Palin became governor in 2006 after serving as a councilwoman and then mayor of a small Alaskan town. She made an unsuccessful run at becoming Alaska’s lieutenant governor in 2002. Palin has confronted a single piece of gay rights legislation in that time.
In 2005, Alaska’s highest court ruled, in a case brought in 1999 on behalf of nine couples, that the state could not deny benefits to the domestic partners of state government employees. The court ordered the state to implement that ruling in late 2006.
The ruling was seen by right wingers as conflicting with a 1998 amendment to the Alaska Constitution, passed by voters in a ballot referendum, that defined marriage as solely between one man and one woman. The Republican-dominated State Legislature passed a bill that barred the state’s administrative agency from implementing the ruling. Palin vetoed it.
“The Department of Law advised me that this bill… is unconstitutional given the recent court order… mandating same-sex benefits,” Palin said in a statement. “With that in mind, signing this bill would be in direct violation of my oath of office.”
The statement added, “The governor’s veto does not signal any change or modification to her disagreement with the action and order by the Alaska Supreme Court. It is the governor’s intention to work with the Legislature and to give the people of Alaska an opportunity to express their wishes and intentions whether these benefits should continue.”

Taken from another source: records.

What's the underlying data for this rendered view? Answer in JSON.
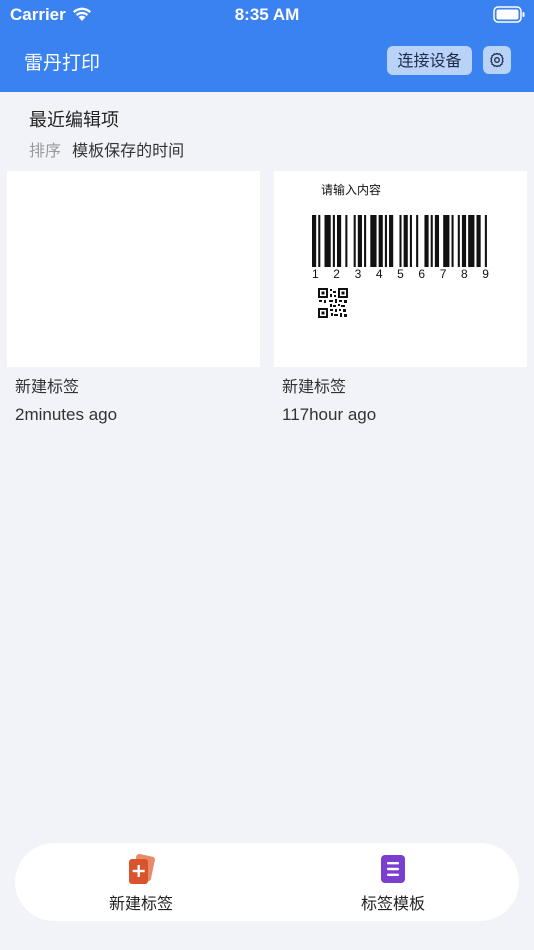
{
  "status_bar": {
    "carrier": "Carrier",
    "time": "8:35 AM"
  },
  "nav": {
    "title": "雷丹打印",
    "connect_label": "连接设备",
    "background_color": "#3b82f1"
  },
  "section": {
    "title": "最近编辑项",
    "sort_label": "排序",
    "sort_value": "模板保存的时间"
  },
  "cards": [
    {
      "name": "新建标签",
      "time": "2minutes ago"
    },
    {
      "name": "新建标签",
      "time": "117hour ago",
      "preview": {
        "text": "请输入内容",
        "barcode_digits": [
          "1",
          "2",
          "3",
          "4",
          "5",
          "6",
          "7",
          "8",
          "9"
        ]
      }
    }
  ],
  "tabs": [
    {
      "label": "新建标签",
      "icon": "new-label-icon",
      "color": "#d9532c"
    },
    {
      "label": "标签模板",
      "icon": "template-icon",
      "color": "#7b3fd0"
    }
  ]
}
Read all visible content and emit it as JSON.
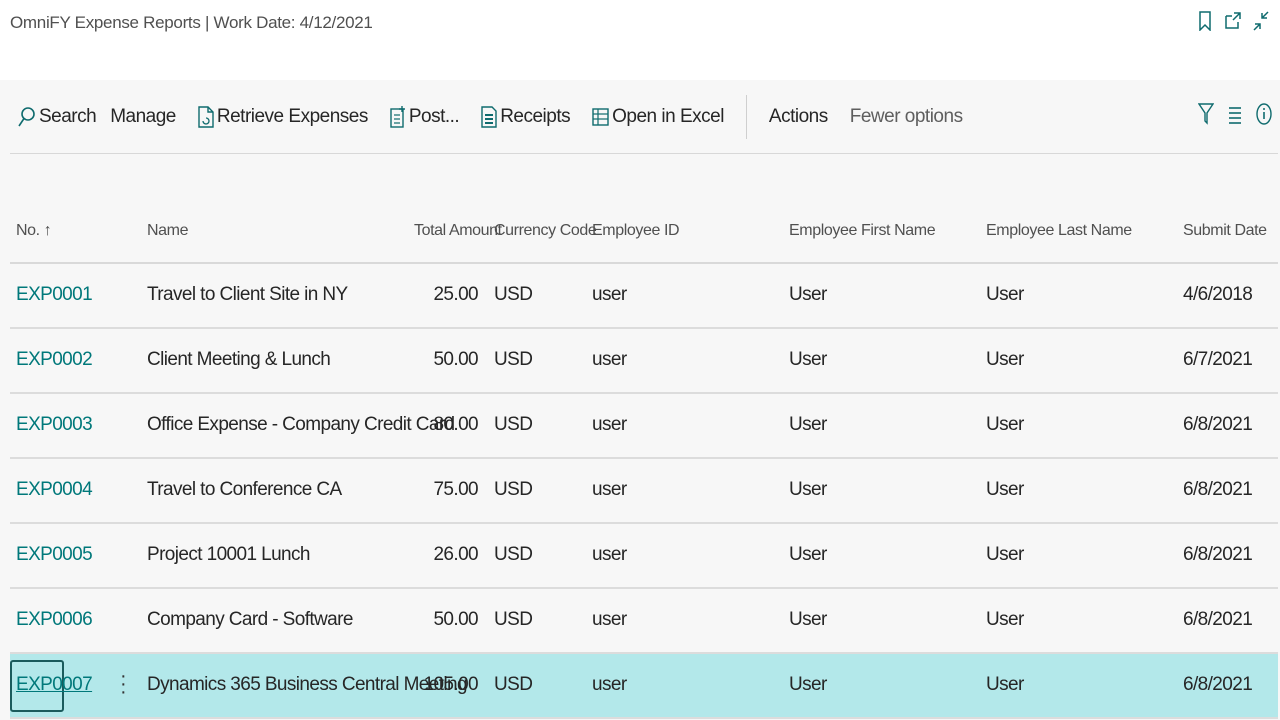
{
  "window": {
    "title": "OmniFY Expense Reports | Work Date: 4/12/2021",
    "icons": [
      "bookmark-icon",
      "open-new-window-icon",
      "collapse-icon"
    ]
  },
  "actions": {
    "search": "Search",
    "manage": "Manage",
    "retrieve": "Retrieve Expenses",
    "post": "Post...",
    "receipts": "Receipts",
    "excel": "Open in Excel",
    "actions": "Actions",
    "fewer": "Fewer options"
  },
  "columns": {
    "no": "No.",
    "name": "Name",
    "total": "Total Amount",
    "currency": "Currency Code",
    "employee_id": "Employee ID",
    "first": "Employee First Name",
    "last": "Employee Last Name",
    "submit": "Submit Date"
  },
  "rows": [
    {
      "no": "EXP0001",
      "name": "Travel to Client Site in NY",
      "total": "25.00",
      "currency": "USD",
      "employee_id": "user",
      "first": "User",
      "last": "User",
      "submit": "4/6/2018"
    },
    {
      "no": "EXP0002",
      "name": "Client Meeting & Lunch",
      "total": "50.00",
      "currency": "USD",
      "employee_id": "user",
      "first": "User",
      "last": "User",
      "submit": "6/7/2021"
    },
    {
      "no": "EXP0003",
      "name": "Office Expense - Company Credit Card",
      "total": "80.00",
      "currency": "USD",
      "employee_id": "user",
      "first": "User",
      "last": "User",
      "submit": "6/8/2021"
    },
    {
      "no": "EXP0004",
      "name": "Travel to Conference CA",
      "total": "75.00",
      "currency": "USD",
      "employee_id": "user",
      "first": "User",
      "last": "User",
      "submit": "6/8/2021"
    },
    {
      "no": "EXP0005",
      "name": "Project 10001 Lunch",
      "total": "26.00",
      "currency": "USD",
      "employee_id": "user",
      "first": "User",
      "last": "User",
      "submit": "6/8/2021"
    },
    {
      "no": "EXP0006",
      "name": "Company Card - Software",
      "total": "50.00",
      "currency": "USD",
      "employee_id": "user",
      "first": "User",
      "last": "User",
      "submit": "6/8/2021"
    },
    {
      "no": "EXP0007",
      "name": "Dynamics 365 Business Central Meeting",
      "total": "105.00",
      "currency": "USD",
      "employee_id": "user",
      "first": "User",
      "last": "User",
      "submit": "6/8/2021"
    }
  ],
  "colors": {
    "link": "#00787a",
    "selected_row": "#b3e8ea",
    "icon": "#0f6b6e"
  }
}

Eight days before signing the veto, Palin signed another bill that called for a “statewide advisory vote” regarding the ruling from Alaska’s high court, saying in a statement, “We may disagree with the rationale behind the ruling, but our responsibility is to proceed forward with the law and follow the Constitution… I disagree with the recent court decision because I feel as though Alaskans spoke on this issue with its overwhelming support for a Constitutional Amendment in 1998 which defined marriage as between a man and woman. But the Supreme Court has spoken and the state will abide.”
The ACLU’s Mittman framed the way the bill calling for the statewide advisory played out in the ongoing controversy about the high court’s order. “Then what happened was the anti-gay forces came up with what they called an advisory vote,” he said. “It was essentially a way for anti-LGBT people to try and rally public opinion to try and move their agenda forward.”
In 2007, the state spent an estimated $1 million to hold that vote and Alaskans expressed their opposition to the court ruling by a narrow margin. The vote did not have the effect of making law.
The McCain campaign has very effectively spun the veto to show Palin, 44, as sympathetic toward the gay and lesbian community.
And here’s Palin admitting very recently that she has no idea what the vice president actually does.